AVAILABLE DATA: Begin
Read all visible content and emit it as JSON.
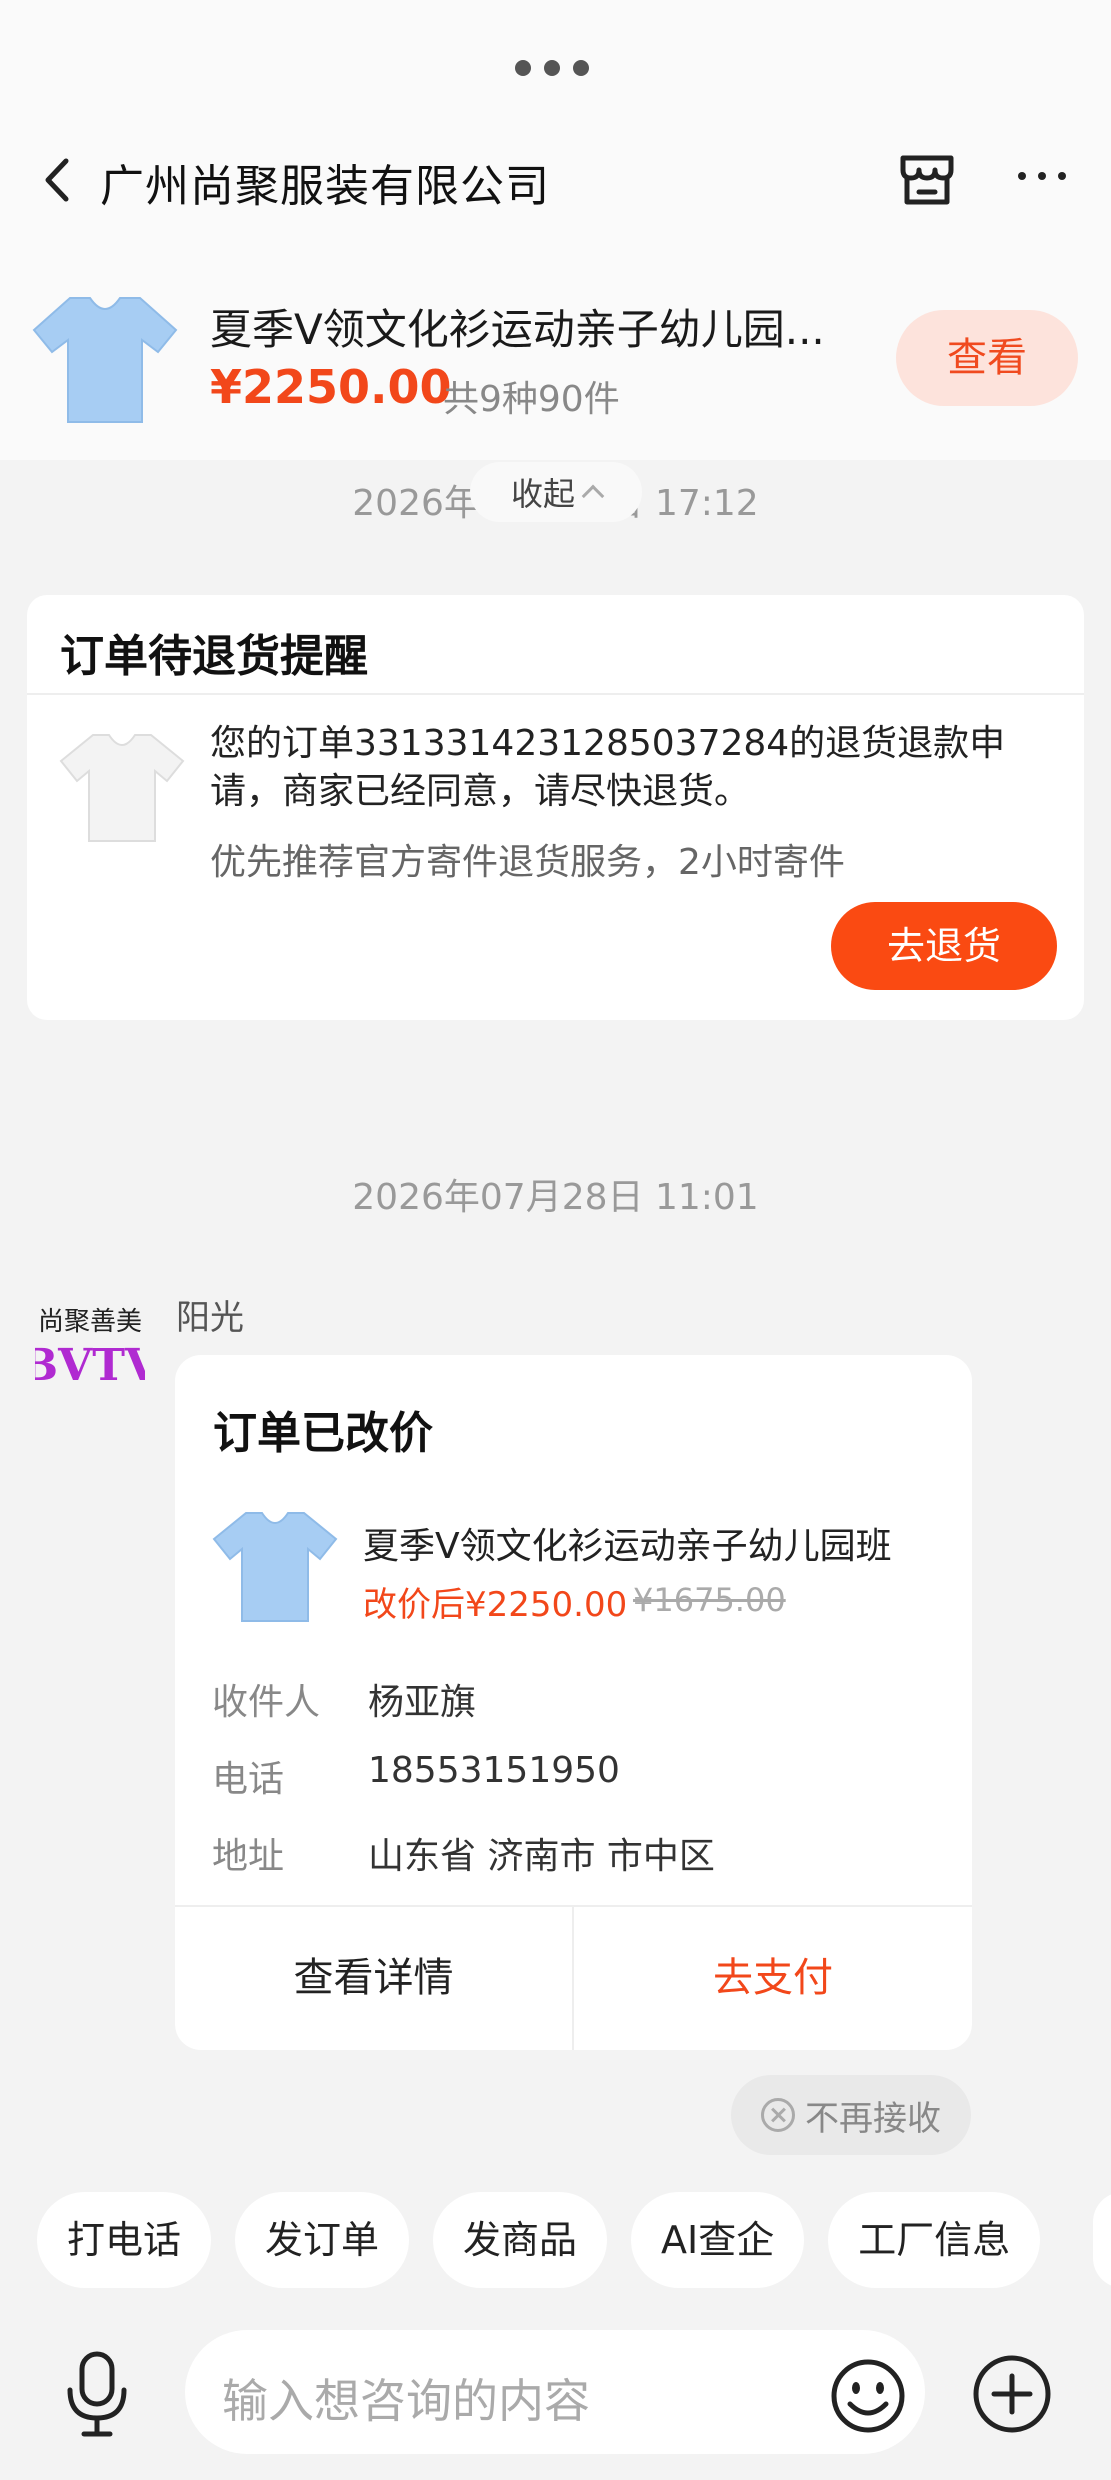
{
  "header": {
    "title": "广州尚聚服装有限公司"
  },
  "product_bar": {
    "title": "夏季V领文化衫运动亲子幼儿园...",
    "price": "¥2250.00",
    "count": "共9种90件",
    "view_label": "查看"
  },
  "timeline": {
    "time1": "2026年07月28日 17:12",
    "collapse_label": "收起",
    "time2": "2026年07月28日 11:01"
  },
  "return_card": {
    "title": "订单待退货提醒",
    "message": "您的订单3313314231285037284的退货退款申请，商家已经同意，请尽快退货。",
    "sub": "优先推荐官方寄件退货服务，2小时寄件",
    "button_label": "去退货"
  },
  "sender": {
    "name": "阳光",
    "avatar_text_top": "尚聚善美",
    "avatar_text_bottom": "BVTV"
  },
  "order_card": {
    "title": "订单已改价",
    "product_title": "夏季V领文化衫运动亲子幼儿园班",
    "new_price": "改价后¥2250.00",
    "old_price": "¥1675.00",
    "fields": [
      {
        "label": "收件人",
        "value": "杨亚旗"
      },
      {
        "label": "电话",
        "value": "18553151950"
      },
      {
        "label": "地址",
        "value": "山东省 济南市 市中区"
      }
    ],
    "detail_label": "查看详情",
    "pay_label": "去支付"
  },
  "no_receive_label": "不再接收",
  "chips": [
    "打电话",
    "发订单",
    "发商品",
    "AI查企",
    "工厂信息"
  ],
  "input": {
    "placeholder": "输入想咨询的内容"
  },
  "colors": {
    "accent": "#f2471a",
    "accent_bg": "#fde3dc",
    "return_button": "#fa4a12",
    "background": "#f3f3f3"
  },
  "icons": [
    "more-dots-icon",
    "back-arrow-icon",
    "shop-icon",
    "more-icon",
    "close-circle-icon",
    "mic-icon",
    "emoji-icon",
    "plus-icon"
  ]
}
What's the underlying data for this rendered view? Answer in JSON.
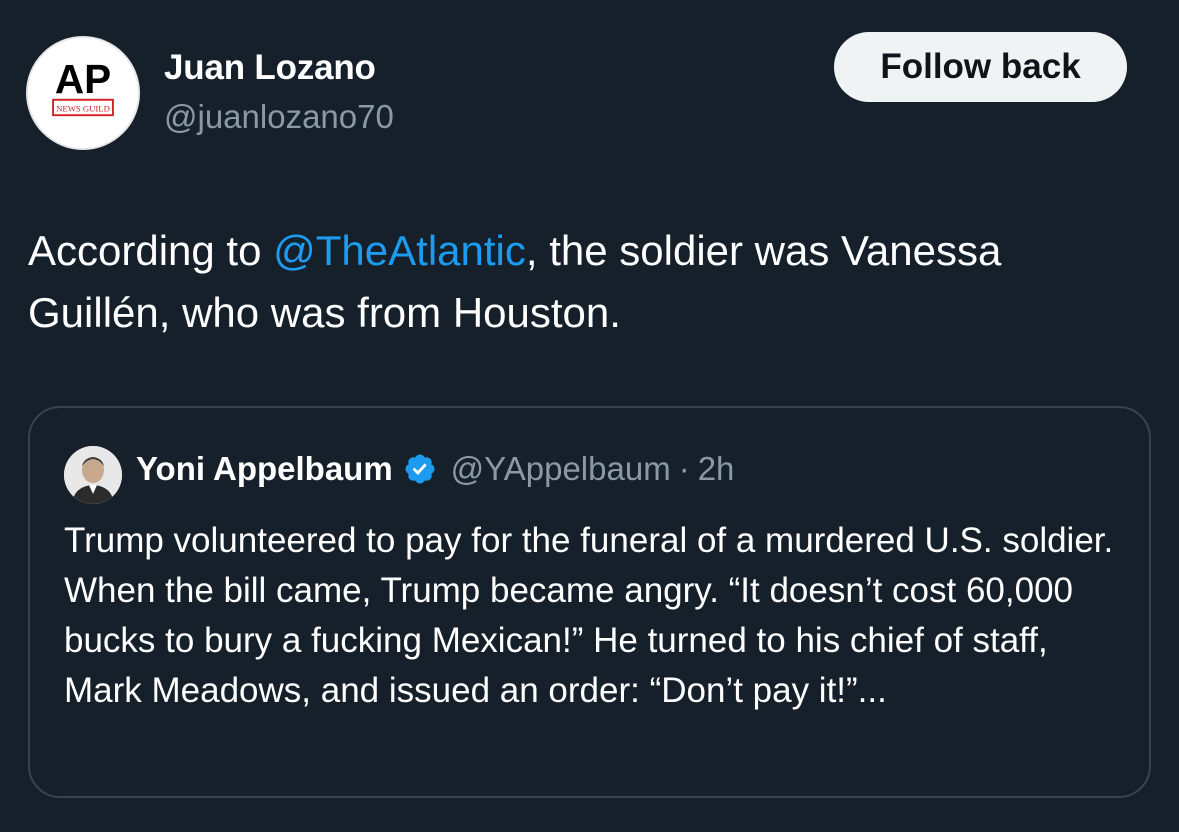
{
  "author": {
    "avatar_logo_text": "AP",
    "avatar_logo_subtext": "NEWS GUILD",
    "name": "Juan Lozano",
    "handle": "@juanlozano70"
  },
  "follow_button": {
    "label": "Follow back"
  },
  "tweet": {
    "text_before": "According to ",
    "mention": "@TheAtlantic",
    "text_after": ", the soldier was Vanessa Guillén, who was from Houston."
  },
  "quoted_tweet": {
    "name": "Yoni Appelbaum",
    "verified": true,
    "handle": "@YAppelbaum",
    "separator": "·",
    "time": "2h",
    "text": "Trump volunteered to pay for the funeral of a murdered U.S. soldier. When the bill came, Trump became angry. “It doesn’t cost 60,000 bucks to bury a fucking Mexican!” He turned to his chief of staff, Mark Meadows, and issued an order: “Don’t pay it!”..."
  },
  "colors": {
    "background": "#15202b",
    "accent": "#1d9bf0",
    "secondary_text": "#8b98a5",
    "border": "#38444d",
    "button_bg": "#eff3f4",
    "ap_red": "#d22027"
  },
  "icons": {
    "avatar": "ap-news-guild-logo",
    "verified": "verified-badge-icon"
  }
}
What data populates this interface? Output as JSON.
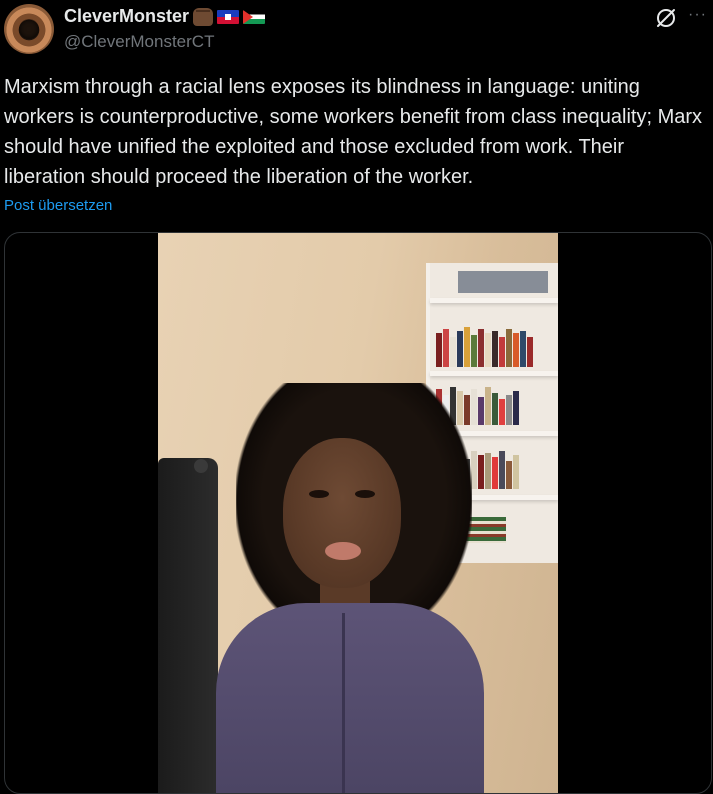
{
  "author": {
    "display_name": "CleverMonster",
    "handle": "@CleverMonsterCT",
    "badges": [
      "raised-fist-emoji",
      "haiti-flag-emoji",
      "palestine-flag-emoji"
    ]
  },
  "post": {
    "text": "Marxism through a racial lens exposes its blindness in language: uniting workers is counterproductive, some workers benefit from class inequality; Marx should have unified the exploited and those excluded from work. Their liberation should proceed the liberation of the worker.",
    "translate_label": "Post übersetzen"
  },
  "actions": {
    "more_label": "···"
  },
  "colors": {
    "background": "#000000",
    "text": "#e7e9ea",
    "secondary": "#71767b",
    "link": "#1d9bf0",
    "border": "#2f3336"
  },
  "icons": [
    "grok-icon",
    "more-icon"
  ]
}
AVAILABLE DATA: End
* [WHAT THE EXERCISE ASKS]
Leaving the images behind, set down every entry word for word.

* [OUTPUT]
Read all visible content and emit it as JSON.
{
  "header": {
    "title": "广州尚聚服装有限公司"
  },
  "product_bar": {
    "title": "夏季V领文化衫运动亲子幼儿园...",
    "price": "¥2250.00",
    "count": "共9种90件",
    "view_label": "查看"
  },
  "timeline": {
    "time1": "2026年07月28日 17:12",
    "collapse_label": "收起",
    "time2": "2026年07月28日 11:01"
  },
  "return_card": {
    "title": "订单待退货提醒",
    "message": "您的订单3313314231285037284的退货退款申请，商家已经同意，请尽快退货。",
    "sub": "优先推荐官方寄件退货服务，2小时寄件",
    "button_label": "去退货"
  },
  "sender": {
    "name": "阳光",
    "avatar_text_top": "尚聚善美",
    "avatar_text_bottom": "BVTV"
  },
  "order_card": {
    "title": "订单已改价",
    "product_title": "夏季V领文化衫运动亲子幼儿园班",
    "new_price": "改价后¥2250.00",
    "old_price": "¥1675.00",
    "fields": [
      {
        "label": "收件人",
        "value": "杨亚旗"
      },
      {
        "label": "电话",
        "value": "18553151950"
      },
      {
        "label": "地址",
        "value": "山东省 济南市 市中区"
      }
    ],
    "detail_label": "查看详情",
    "pay_label": "去支付"
  },
  "no_receive_label": "不再接收",
  "chips": [
    "打电话",
    "发订单",
    "发商品",
    "AI查企",
    "工厂信息"
  ],
  "input": {
    "placeholder": "输入想咨询的内容"
  },
  "colors": {
    "accent": "#f2471a",
    "accent_bg": "#fde3dc",
    "return_button": "#fa4a12",
    "background": "#f3f3f3"
  },
  "icons": [
    "more-dots-icon",
    "back-arrow-icon",
    "shop-icon",
    "more-icon",
    "close-circle-icon",
    "mic-icon",
    "emoji-icon",
    "plus-icon"
  ]
}
What's the underlying data for this rendered view? Answer in JSON.
{
  "author": {
    "avatar_logo_text": "AP",
    "avatar_logo_subtext": "NEWS GUILD",
    "name": "Juan Lozano",
    "handle": "@juanlozano70"
  },
  "follow_button": {
    "label": "Follow back"
  },
  "tweet": {
    "text_before": "According to ",
    "mention": "@TheAtlantic",
    "text_after": ", the soldier was Vanessa Guillén, who was from Houston."
  },
  "quoted_tweet": {
    "name": "Yoni Appelbaum",
    "verified": true,
    "handle": "@YAppelbaum",
    "separator": "·",
    "time": "2h",
    "text": "Trump volunteered to pay for the funeral of a murdered U.S. soldier. When the bill came, Trump became angry. “It doesn’t cost 60,000 bucks to bury a fucking Mexican!” He turned to his chief of staff, Mark Meadows, and issued an order: “Don’t pay it!”..."
  },
  "colors": {
    "background": "#15202b",
    "accent": "#1d9bf0",
    "secondary_text": "#8b98a5",
    "border": "#38444d",
    "button_bg": "#eff3f4",
    "ap_red": "#d22027"
  },
  "icons": {
    "avatar": "ap-news-guild-logo",
    "verified": "verified-badge-icon"
  }
}
What data populates this interface? Output as JSON.
{
  "author": {
    "display_name": "CleverMonster",
    "handle": "@CleverMonsterCT",
    "badges": [
      "raised-fist-emoji",
      "haiti-flag-emoji",
      "palestine-flag-emoji"
    ]
  },
  "post": {
    "text": "Marxism through a racial lens exposes its blindness in language: uniting workers is counterproductive, some workers benefit from class inequality; Marx should have unified the exploited and those excluded from work. Their liberation should proceed the liberation of the worker.",
    "translate_label": "Post übersetzen"
  },
  "actions": {
    "more_label": "···"
  },
  "colors": {
    "background": "#000000",
    "text": "#e7e9ea",
    "secondary": "#71767b",
    "link": "#1d9bf0",
    "border": "#2f3336"
  },
  "icons": [
    "grok-icon",
    "more-icon"
  ]
}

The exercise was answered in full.